Making a Christmas List
‘Tis the season. ‘Tis the season for constant loops of overplayed Christmas songs blaring at your local shopping mall. ‘Tis the season for those same songs played in radio and television advertisements. Frankly, ‘Tis the season to get fed up with holiday songs.
When you’re a child, you welcomes the catchy holiday tunes. We learn them in school. We sing them with family. We even sing along with our favorite holiday specials. As you grow older, however, those same songs start to lose their charm. Some overstay their welcome. Others, well, let’s just ask ourselves how many versions of Little Drummer Boy do we need to hear in one day?
What is one to do? Well, avoiding those same holiday specials and doing your holiday shopping in April are certainly options, but what if you want to celebrate the season as well? What if you love music? What if you don’t want to be an Ebenezer Scrooge? The following guide will assist you in creating an alternative holiday play list, one that will allow you to join in the festivities but in your own, unique way. You can enjoy Christmas and listen to the kind of music you like.
Here iTunes or other media player of choice will be your friend. Begin with the basics. Break out those Christmas standards that have yet to annoy you. Dean Martin, Bing Crosby, and Ella Fitzgerald can form the glue for your list, unifying the holiday themes and thereby grounding your other choices however odd. If your case of the bah humbugs is particularly bad then maybe it is best to focus on alternative Christmas albums like those by Richard Cheese, Barenaked Ladies, or satirist, Stephen Colbert.

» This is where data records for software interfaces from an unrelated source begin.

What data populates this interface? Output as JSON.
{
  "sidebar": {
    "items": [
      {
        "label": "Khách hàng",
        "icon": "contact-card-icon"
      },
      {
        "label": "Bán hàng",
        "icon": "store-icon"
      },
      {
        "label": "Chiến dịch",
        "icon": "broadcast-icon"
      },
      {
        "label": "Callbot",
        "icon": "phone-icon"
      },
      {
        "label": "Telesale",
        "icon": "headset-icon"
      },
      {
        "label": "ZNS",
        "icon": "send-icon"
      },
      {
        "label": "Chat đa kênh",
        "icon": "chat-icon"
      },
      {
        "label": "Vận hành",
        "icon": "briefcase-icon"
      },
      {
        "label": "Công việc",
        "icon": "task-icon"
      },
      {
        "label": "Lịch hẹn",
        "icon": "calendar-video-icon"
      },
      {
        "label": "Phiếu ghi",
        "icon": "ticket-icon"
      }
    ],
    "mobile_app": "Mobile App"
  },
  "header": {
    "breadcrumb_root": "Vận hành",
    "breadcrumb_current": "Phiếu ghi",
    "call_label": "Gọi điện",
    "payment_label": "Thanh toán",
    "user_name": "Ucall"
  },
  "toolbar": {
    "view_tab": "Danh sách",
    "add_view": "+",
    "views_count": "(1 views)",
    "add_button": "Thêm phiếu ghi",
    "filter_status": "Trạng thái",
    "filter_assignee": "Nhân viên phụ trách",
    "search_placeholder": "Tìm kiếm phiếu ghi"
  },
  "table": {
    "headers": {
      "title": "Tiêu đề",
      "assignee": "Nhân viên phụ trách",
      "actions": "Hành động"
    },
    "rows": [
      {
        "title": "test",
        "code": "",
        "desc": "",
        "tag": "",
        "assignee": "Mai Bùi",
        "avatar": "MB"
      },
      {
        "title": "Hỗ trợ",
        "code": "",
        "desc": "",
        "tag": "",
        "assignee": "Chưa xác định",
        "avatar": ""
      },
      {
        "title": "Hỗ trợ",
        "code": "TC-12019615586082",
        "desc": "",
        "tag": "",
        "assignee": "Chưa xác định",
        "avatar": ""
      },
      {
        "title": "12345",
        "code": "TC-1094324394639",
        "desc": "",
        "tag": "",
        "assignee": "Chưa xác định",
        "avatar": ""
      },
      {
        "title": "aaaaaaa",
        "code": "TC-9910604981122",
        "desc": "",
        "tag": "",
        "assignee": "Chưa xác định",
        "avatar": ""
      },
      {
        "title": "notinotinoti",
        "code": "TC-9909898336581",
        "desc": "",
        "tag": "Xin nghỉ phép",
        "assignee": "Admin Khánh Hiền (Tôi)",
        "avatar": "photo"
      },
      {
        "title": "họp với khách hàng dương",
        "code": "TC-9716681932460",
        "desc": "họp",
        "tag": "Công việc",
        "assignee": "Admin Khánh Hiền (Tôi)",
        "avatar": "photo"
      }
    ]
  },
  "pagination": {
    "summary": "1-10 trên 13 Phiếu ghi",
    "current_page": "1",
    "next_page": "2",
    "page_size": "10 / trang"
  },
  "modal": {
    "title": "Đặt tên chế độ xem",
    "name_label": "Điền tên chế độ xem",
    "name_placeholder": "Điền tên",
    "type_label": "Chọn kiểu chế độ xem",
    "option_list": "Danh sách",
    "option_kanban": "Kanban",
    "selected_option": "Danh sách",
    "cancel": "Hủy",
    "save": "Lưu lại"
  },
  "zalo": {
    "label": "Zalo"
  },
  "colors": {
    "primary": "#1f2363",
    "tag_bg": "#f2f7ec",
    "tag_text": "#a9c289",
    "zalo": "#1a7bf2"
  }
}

To reflect the midwinter festival of Yule, use keywords such as snow, ice, or cold to find tracks to add to your list. Typing winter into my iTunes yields such songs as Winter Comes by Covenant, Sore in a Masterpiece/Dead of Winter by Skinny Puppy, and Mid Winter’s Night by Blackmore’s Night. Other tracks garnered through this method are Driven Like the Snow by Sisters of Mercy, Cathedral in Ice by Fahrenheit 451, and Cold by The Cure.
The pagan roots of Christmas fall around the winter solstice, the darkest night of the year. Pagans marked this time of year as the point when the days after grew longer. As such, the Christmas holiday celebrates the return of the sun. You, too, can mark this occasion with songs about the sun and light. By this technique you can add tracks like Invisible Sun by The Police or Guiding Light by Muse. You can expand on this theme by adding songs about candles or fire, two substitutes for sun and light. In this manner you may add tracks like Candles by Dirty Vegas or Light My Fire by The Doors.
For your inner child add songs about toys, candy, and the like. Candy Perfume Girl by Madonna and I Want Candy by Bow Wow Wow should be welcome additions as well as All of Your Toys or Cuddly Toy by The Monkees. Feel free to use your imagination. It may provide such gems as Coin-Operated Boy by Dresden Dolls or Special Little Gift by The Last Dance.
You can go the religious route as well, using keywords such as holy, angel, and the like. This provides tunes like Joy by VNV Nation, Hope by Bauhaus, or Peace by Depeche Mode. More straightforward keywords garners songs like Godlike by KMFDM, Jesus Built My Hotrod by Ministry, or Angel by Concrete Blonde. Alternately (or in combination if that is your pleasure) you can go the pagan route. Select songs about trees and stars. Shaking the Tree by Peter Gabriel and Starshine by Gorillaz are fine additions.
You can go still more generic by typing in the Christmas colors of red, green, and white, granting you titles like Red Over White by Siouxsie and the Banshees or Grooving in Green by March Violets. Similarly add the precious metals of silver and gold to the list. Silver & Gold by Rita Lynch is an obvious result. As much about Christmas surrounds foods you can drop in tracks like Ashes and Wine by A Fine Frenzy or I Want a New Duck by Weird Al.
As new keywords come to mind you can cherry pick further tracks to be added. For instance Bless the Child by Nightwish or Day of the Lords by Joy Division fit right in with what types of songs have been discussed above. On occasion you may come across songs that contain several holiday keywords. My own playlist contains Trees of Winter by Sol Invictus, Fire and Ice by Pat Benatar, and Northern Star by Lucia for example.
When complete you should have a custom song list that reflects holiday themes yet, as it springs from your collection, also reflects your individual taste in music. So while others wince at yet another version of Little Drummer Boy as they do their Christmas shopping, you can slip in your earbuds and enjoy Somewhere That’s Green from the soundtrack to The Little Shop of Horrors. Moreover, you don’t have to feel like a total Scrooge when doing so.